Whenever you think you can tell the story of a game before it's actually over, it's important to keep in mind the participants still wield the power of a last-minute rewrite to the script.
From a game that was shaping up as a classic example of a lead lost, an opportunity squandered, the latest iteration of the Memphis Mafia forged an ending that the few who stuck around to see it won't soon forget.
How in the world did that happen?
With the final swing of a nine-inning game that lasted 3 hours and 43 minutes, Yairo Munoz hit a ball onto the grassy knoll that Freese made famous to rescue the Cardinals from a fate they probably deserved.

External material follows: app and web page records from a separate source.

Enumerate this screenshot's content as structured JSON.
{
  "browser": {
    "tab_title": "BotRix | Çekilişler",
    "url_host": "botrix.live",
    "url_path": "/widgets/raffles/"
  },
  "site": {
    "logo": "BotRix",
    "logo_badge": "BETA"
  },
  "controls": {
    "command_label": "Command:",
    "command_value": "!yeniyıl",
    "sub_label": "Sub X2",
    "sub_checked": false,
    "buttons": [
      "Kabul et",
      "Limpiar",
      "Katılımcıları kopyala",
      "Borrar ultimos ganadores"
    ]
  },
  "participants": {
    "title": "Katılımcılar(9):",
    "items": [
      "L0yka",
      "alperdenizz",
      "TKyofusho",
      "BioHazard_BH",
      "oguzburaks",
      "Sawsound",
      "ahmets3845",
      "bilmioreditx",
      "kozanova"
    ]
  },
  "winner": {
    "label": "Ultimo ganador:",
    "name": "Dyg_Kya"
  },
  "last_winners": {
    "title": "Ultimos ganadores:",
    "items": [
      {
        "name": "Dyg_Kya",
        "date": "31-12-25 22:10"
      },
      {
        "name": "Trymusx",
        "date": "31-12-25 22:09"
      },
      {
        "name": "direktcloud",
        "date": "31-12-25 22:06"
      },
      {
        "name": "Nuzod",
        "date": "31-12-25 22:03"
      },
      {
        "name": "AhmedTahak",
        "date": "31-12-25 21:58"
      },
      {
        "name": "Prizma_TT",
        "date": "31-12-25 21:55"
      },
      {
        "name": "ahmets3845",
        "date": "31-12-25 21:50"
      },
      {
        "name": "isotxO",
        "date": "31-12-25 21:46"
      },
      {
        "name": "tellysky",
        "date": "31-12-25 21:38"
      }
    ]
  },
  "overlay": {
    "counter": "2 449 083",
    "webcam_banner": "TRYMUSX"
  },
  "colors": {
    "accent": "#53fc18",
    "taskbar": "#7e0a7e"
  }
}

While Munoz played the unlikely hero—he said afterward it was the first walk-off homer of his life—the three-run blast that cemented a 10-8 win over the Pirates could only have come thanks to the inning's foundational moments that preceded it.
"You've got a lead 4-0 and then you watch that dwindle away," Mike Matheny said "That kicks the wind out of you a little bit, but guys came in there confident in the fact that they were just going to go one at a time. Figure out a way to put pressure on, see if something could happen."
Harrison Bader said he knew the Cardinals still had a chance to win it as soon as a he stepped into the box to lead off the ninth. Down 8-5, it was going to take a little more to convince the rest of us.
"Just get on base," Bader said he was thinking as he stepped in to spark the rally. "There's still a game to be played, obviously. We've been in that situation before, so down three runs, you've just got to pass the baton in that situation. Put the ball in play."
Bader did his part with a double down the line, and just like that, the seed was planted.
It was likely around that time that the gears began turning in Luke Voit's mind. Opportunity was about to knock.
"He's taken to that role," Matheny said. "As we saw that kinda coming down the line, thinking 'Luke's gonna get a chance to maybe do something here,' and you could see that it's something he was going to be ready for."
Tommy Pham reached on an error, and Marcell Ozuna walked, loading the bases. So the same day he was promoted back to the big leagues, Voit got his chance. He didn't waste it.
Voit cracked a soft liner into left in front of Pittsburgh's thoroughly no-doubles defense; by the time Corey Dickerson could make his way in from his position just in front of the warning track to retrieve the ball and return it to the infield, two runs had scored to make it 8-7.
"There are guys that get overwhelmed with situations like that. He's not one of them." Matheny said of Voit. "He had that look in his eye and couldn't wait to get back here and contribute."
Ozuna dove into third base on Voit's hit to represent the tying run with Munoz due up.
Of course, Ozuna's hustle play didn't end up making much difference. Munoz made sure that run, plus two more, were scoring no matter what. He made sure that after all the ups and downs on the evening, the Cardinals were going home with the W.
"It's something so big I cannot describe," Munoz said through a translator. "I cannot put it into words. I'm so happy for this moment."